TREK MADONE SLR9 DISC
£10,000 › Latest evolution of Trek’s flagship aero bike
Before we delve into the Madone’s phenomenal quality, let’s just look at that price. Yes, that’s right – its five figures. For the same (or less) you could buy a brand-new Ducati Scrambler or Kawasaki Z900RS, or a brand-new car like the Smart Fortwo. If you opt for used, a 2005 Maserati Quattroporte or 2007 Porsche Boxster. The Madone SLR9 is a serious amount of money, but it’s a serious amount of bike.
The new bike looks similar to its forerunner. With the same gentle arch to the top-tube, deep aerosection tubes and aggressive stance it’s one of the best looking of the current crop of aero bikes, yet still looks quite traditional. That’s down to its use of conventionally placed rear seatstays and no wheel cut-outs on the seat-tube or down-tube.
As soon as you start pedalling, it’s obvious the SLR is something special. Pick-up is instantaneous and the acceleration is everything you’d expect from a superbike.

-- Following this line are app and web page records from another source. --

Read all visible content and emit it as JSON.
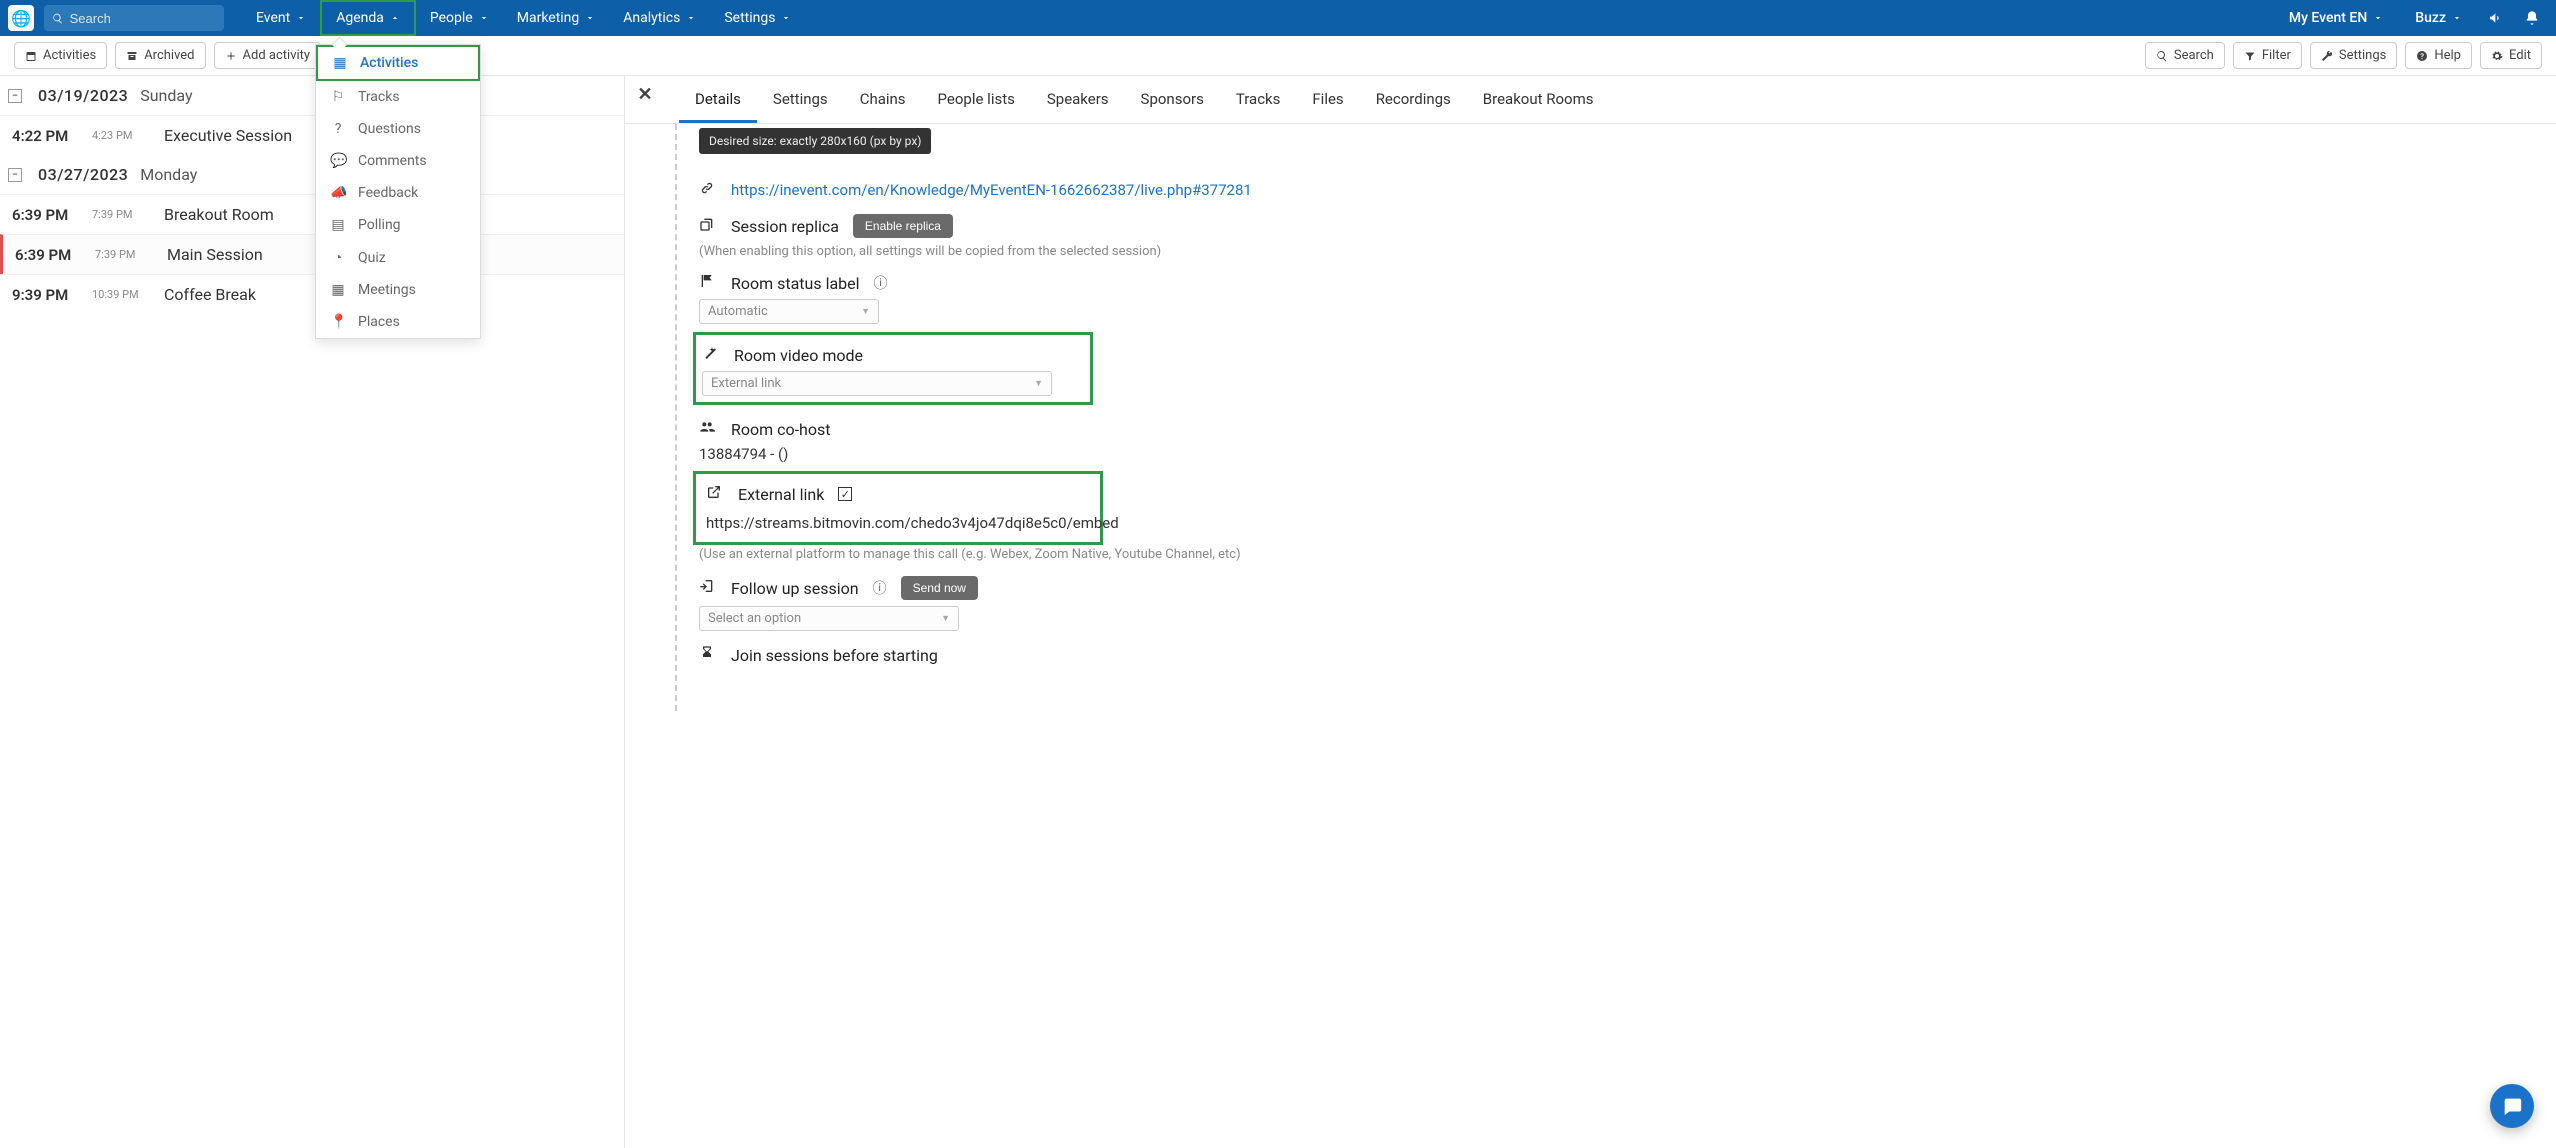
{
  "top": {
    "search_placeholder": "Search",
    "nav": [
      "Event",
      "Agenda",
      "People",
      "Marketing",
      "Analytics",
      "Settings"
    ],
    "active_nav_idx": 1,
    "event_name": "My Event EN",
    "user": "Buzz"
  },
  "toolbar": {
    "activities": "Activities",
    "archived": "Archived",
    "add_activity": "Add activity",
    "search": "Search",
    "filter": "Filter",
    "settings": "Settings",
    "help": "Help",
    "edit": "Edit"
  },
  "dropdown": {
    "items": [
      "Activities",
      "Tracks",
      "Questions",
      "Comments",
      "Feedback",
      "Polling",
      "Quiz",
      "Meetings",
      "Places"
    ],
    "selected_idx": 0
  },
  "dates": [
    {
      "date": "03/19/2023",
      "day": "Sunday",
      "rows": [
        {
          "start": "4:22 PM",
          "end": "4:23 PM",
          "name": "Executive Session",
          "selected": false
        }
      ]
    },
    {
      "date": "03/27/2023",
      "day": "Monday",
      "rows": [
        {
          "start": "6:39 PM",
          "end": "7:39 PM",
          "name": "Breakout Room",
          "selected": false
        },
        {
          "start": "6:39 PM",
          "end": "7:39 PM",
          "name": "Main Session",
          "selected": true
        },
        {
          "start": "9:39 PM",
          "end": "10:39 PM",
          "name": "Coffee Break",
          "selected": false
        }
      ]
    }
  ],
  "tabs": [
    "Details",
    "Settings",
    "Chains",
    "People lists",
    "Speakers",
    "Sponsors",
    "Tracks",
    "Files",
    "Recordings",
    "Breakout Rooms"
  ],
  "active_tab_idx": 0,
  "detail": {
    "size_hint": "Desired size: exactly 280x160 (px by px)",
    "live_url": "https://inevent.com/en/Knowledge/MyEventEN-1662662387/live.php#377281",
    "replica_label": "Session replica",
    "replica_btn": "Enable replica",
    "replica_help": "(When enabling this option, all settings will be copied from the selected session)",
    "status_label": "Room status label",
    "status_value": "Automatic",
    "video_mode_label": "Room video mode",
    "video_mode_value": "External link",
    "cohost_label": "Room co-host",
    "cohost_value": "13884794 - ()",
    "ext_link_label": "External link",
    "ext_link_value": "https://streams.bitmovin.com/chedo3v4jo47dqi8e5c0/embed",
    "ext_link_help": "(Use an external platform to manage this call (e.g. Webex, Zoom Native, Youtube Channel, etc)",
    "followup_label": "Follow up session",
    "followup_btn": "Send now",
    "followup_value": "Select an option",
    "join_before_label": "Join sessions before starting"
  }
}
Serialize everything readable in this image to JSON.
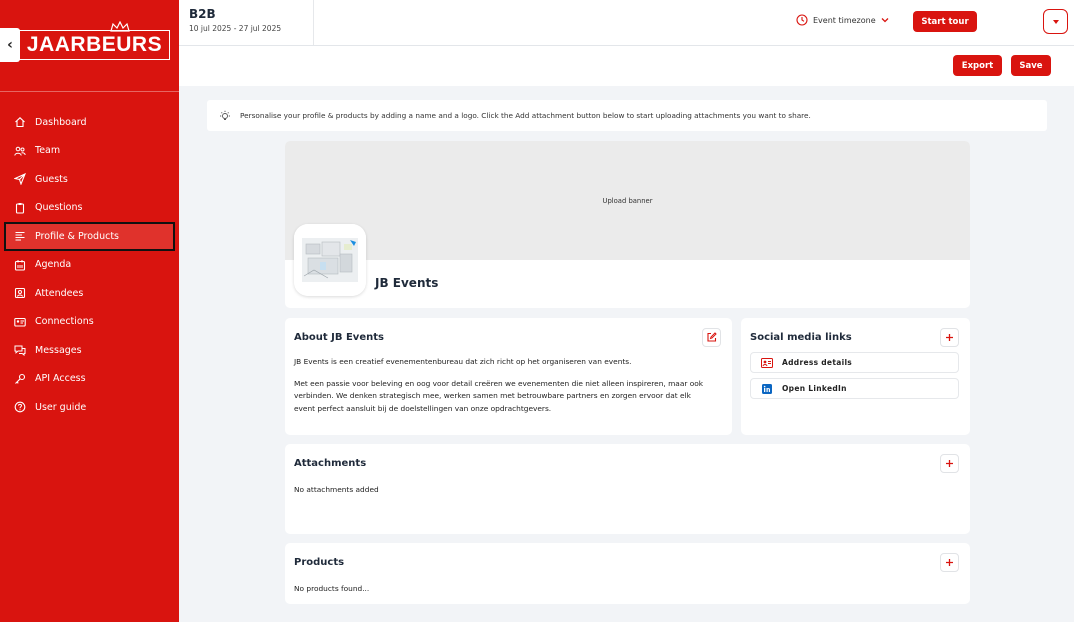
{
  "sidebar": {
    "logo_text": "JAARBEURS",
    "back_glyph": "‹",
    "items": [
      {
        "label": "Dashboard",
        "icon": "home-icon"
      },
      {
        "label": "Team",
        "icon": "team-icon"
      },
      {
        "label": "Guests",
        "icon": "send-icon"
      },
      {
        "label": "Questions",
        "icon": "clipboard-icon"
      },
      {
        "label": "Profile & Products",
        "icon": "list-icon",
        "active": true
      },
      {
        "label": "Agenda",
        "icon": "calendar-icon"
      },
      {
        "label": "Attendees",
        "icon": "contact-icon"
      },
      {
        "label": "Connections",
        "icon": "id-card-icon"
      },
      {
        "label": "Messages",
        "icon": "chat-icon"
      },
      {
        "label": "API Access",
        "icon": "key-icon"
      },
      {
        "label": "User guide",
        "icon": "help-icon"
      }
    ]
  },
  "header": {
    "event_title": "B2B",
    "event_dates": "10 jul 2025 - 27 jul 2025",
    "timezone_label": "Event timezone",
    "start_tour_label": "Start tour"
  },
  "toolbar": {
    "export_label": "Export",
    "save_label": "Save"
  },
  "info": {
    "text": "Personalise your profile & products by adding a name and a logo. Click the Add attachment button below to start uploading attachments you want to share."
  },
  "profile": {
    "banner_label": "Upload banner",
    "company_name": "JB Events"
  },
  "about": {
    "title": "About JB Events",
    "paragraph1": "JB Events is een creatief evenementenbureau dat zich richt op het organiseren van events.",
    "paragraph2": "Met een passie voor beleving en oog voor detail creëren we evenementen die niet alleen inspireren, maar ook verbinden. We denken strategisch mee, werken samen met betrouwbare partners en zorgen ervoor dat elk event perfect aansluit bij de doelstellingen van onze opdrachtgevers."
  },
  "social": {
    "title": "Social media links",
    "links": [
      {
        "label": "Address details",
        "icon": "address-card-icon"
      },
      {
        "label": "Open LinkedIn",
        "icon": "linkedin-icon"
      }
    ]
  },
  "attachments": {
    "title": "Attachments",
    "empty_text": "No attachments added"
  },
  "products": {
    "title": "Products",
    "empty_text": "No products found..."
  },
  "colors": {
    "brand_red": "#d9140f",
    "sidebar_active": "#e0322c",
    "page_bg": "#f2f4f7",
    "linkedin_blue": "#0a66c2"
  }
}
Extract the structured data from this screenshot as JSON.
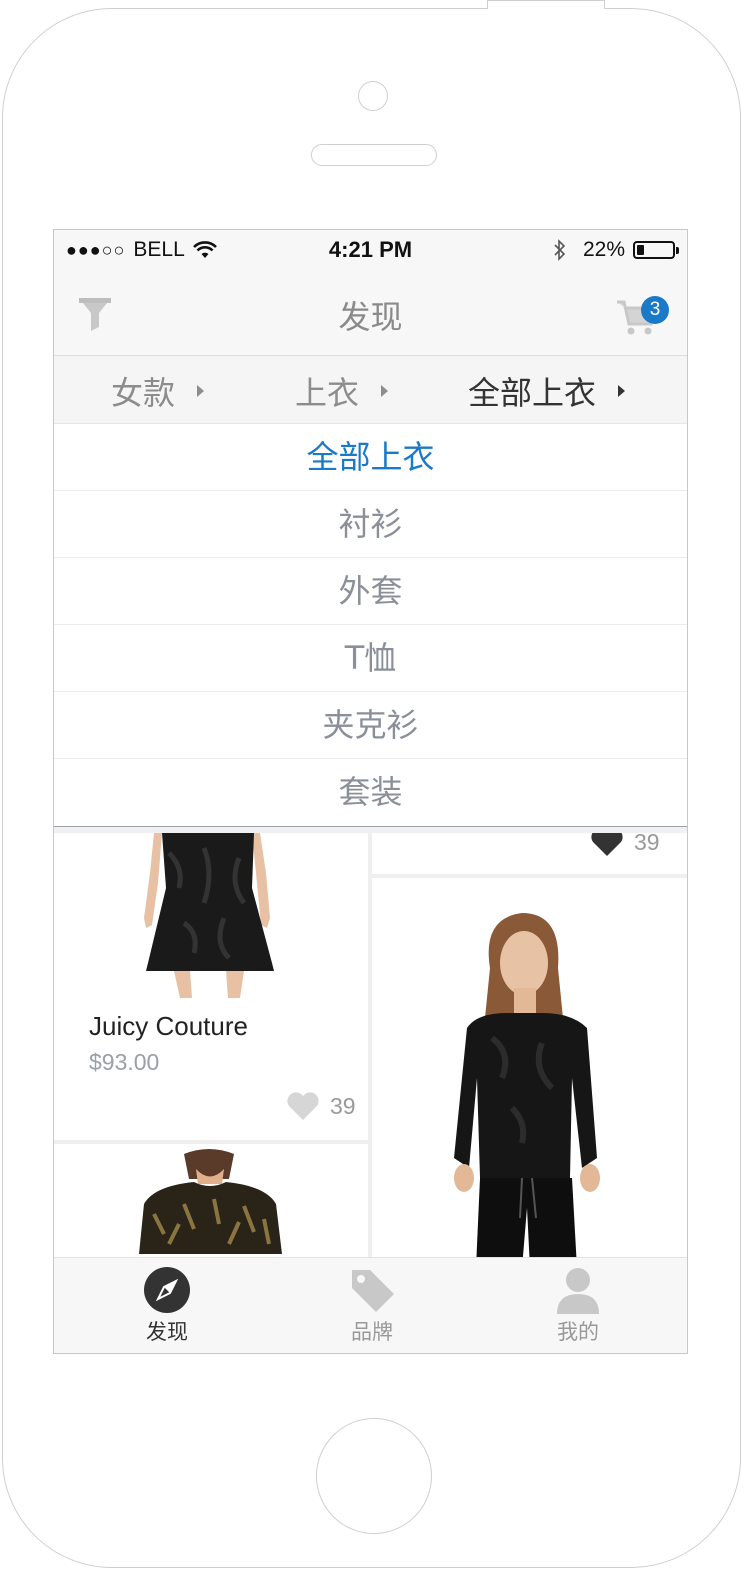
{
  "status_bar": {
    "signal": "●●●○○",
    "carrier": "BELL",
    "time": "4:21 PM",
    "battery_text": "22%",
    "battery_level": 0.22
  },
  "nav": {
    "title": "发现",
    "cart_count": "3"
  },
  "breadcrumb": [
    {
      "label": "女款"
    },
    {
      "label": "上衣"
    },
    {
      "label": "全部上衣"
    }
  ],
  "dropdown": {
    "items": [
      "全部上衣",
      "衬衫",
      "外套",
      "T恤",
      "夹克衫",
      "套装"
    ],
    "selected_index": 0
  },
  "products": {
    "top_right_likes": "39",
    "card1": {
      "brand": "Juicy Couture",
      "price": "$93.00",
      "likes": "39"
    }
  },
  "tabs": [
    {
      "label": "发现",
      "icon": "compass-icon",
      "active": true
    },
    {
      "label": "品牌",
      "icon": "tag-icon",
      "active": false
    },
    {
      "label": "我的",
      "icon": "user-icon",
      "active": false
    }
  ],
  "colors": {
    "accent": "#1a7ac8",
    "inactive": "#999999",
    "heart_dark": "#333333",
    "heart_light": "#d6d6d6"
  }
}
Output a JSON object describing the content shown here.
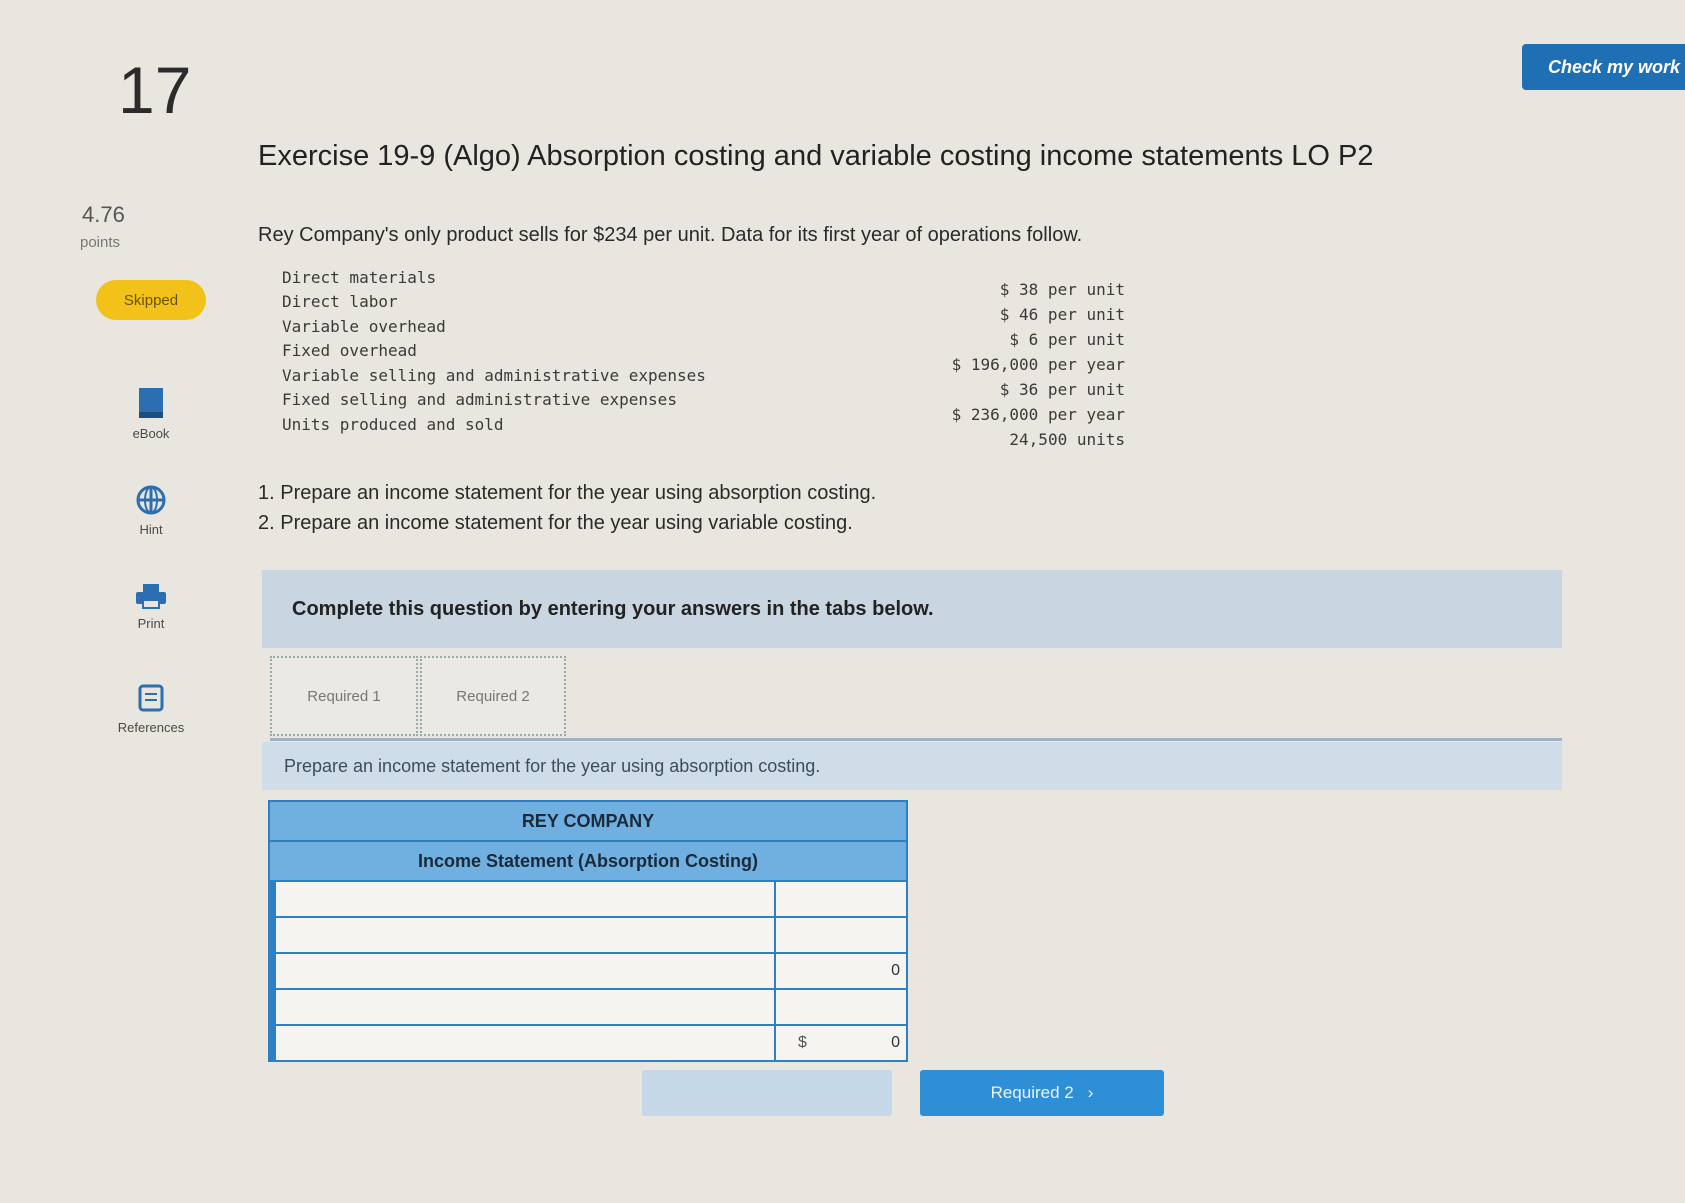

The equipment is superb with the Aeolus XXX 6 wheels the stars of the show. They’re deep at 60mm, and 28mm wide, so not the sort of wheel we’d expect to use daily, but they’re light for their depth and the slick DT Swiss internals mean they run smooth. In adverse conditions they are truly impressive. In some fairly stiff crosswinds we could feel a little pressure on the front wheel but nothing we couldn’t easily counter with a little weight shift or gripping a little more on the bar. They wear Bontrager’s equally impressive R4 tyres with supple 320TPI casing.
Trek has managed to hit the heights with the drivetrain. Shimano’s latest Dura-Ace Di2 is brilliant. Gear shifts are slick and accurate and the brake feel is what you want from a disc system – powerful yet precise.
Trek’s new integrated VR-CF bar/ stem is just right. It’s smoothly
The equipment is superb with the Aeolus XXX wheels the stars of the show
shaped, with built-in adjustability to be adaptable to your ride position. The slight backsweep to the tops and angled transition towards the hoods means plenty of clearance when down in the drops, and the flat tops are comfortable to hold.
The Montrose saddle is quality and comfortable, but we felt that the SLR would benefit from a short saddle, as on aero bikes you tend to be in a more aggressive riding position and the extra nose on the Montrose occasionally feels like it’s in the way.
The Madone’s geometry is racebike stuff. Our 58cm test bike has an effective top tube of 57.4cm and short 99cm wheelbase. The steep 73-degree seat angle is matched to a 73.8-degree head angle, making the Madone handle with criterium-bike agility. Combine this sharpness with the amazing ride quality that really is comfort redefined thanks to the adjustable IsoSpeed.
Taking the SLR as a whole, and forgetting the price for a moment, it’s a monumentally capable bike – the speed, sharpness and handling prowess we’d want from a pro-level bike but with the compliance we’d expect of the best endurance bikes.
But we can’t ignore the price and for this we want absolute perfection. We’d change the saddle and would like to see the inclusion of Shimano’s BW-WU111 wireless antenna in the Di2 setup, which allows the use of Shimano’s E-tube project app (IOS and Android) so you can customise the Di2 operation and setup compliance with a Garmin.
Below Trek’s new integrated VR-CF bar/stem is just right Bottom The geometry is race-bike stuff with an effective top tube of 57.4cm
The Madone features the speed of a race bike but with the compliance of an endurance bike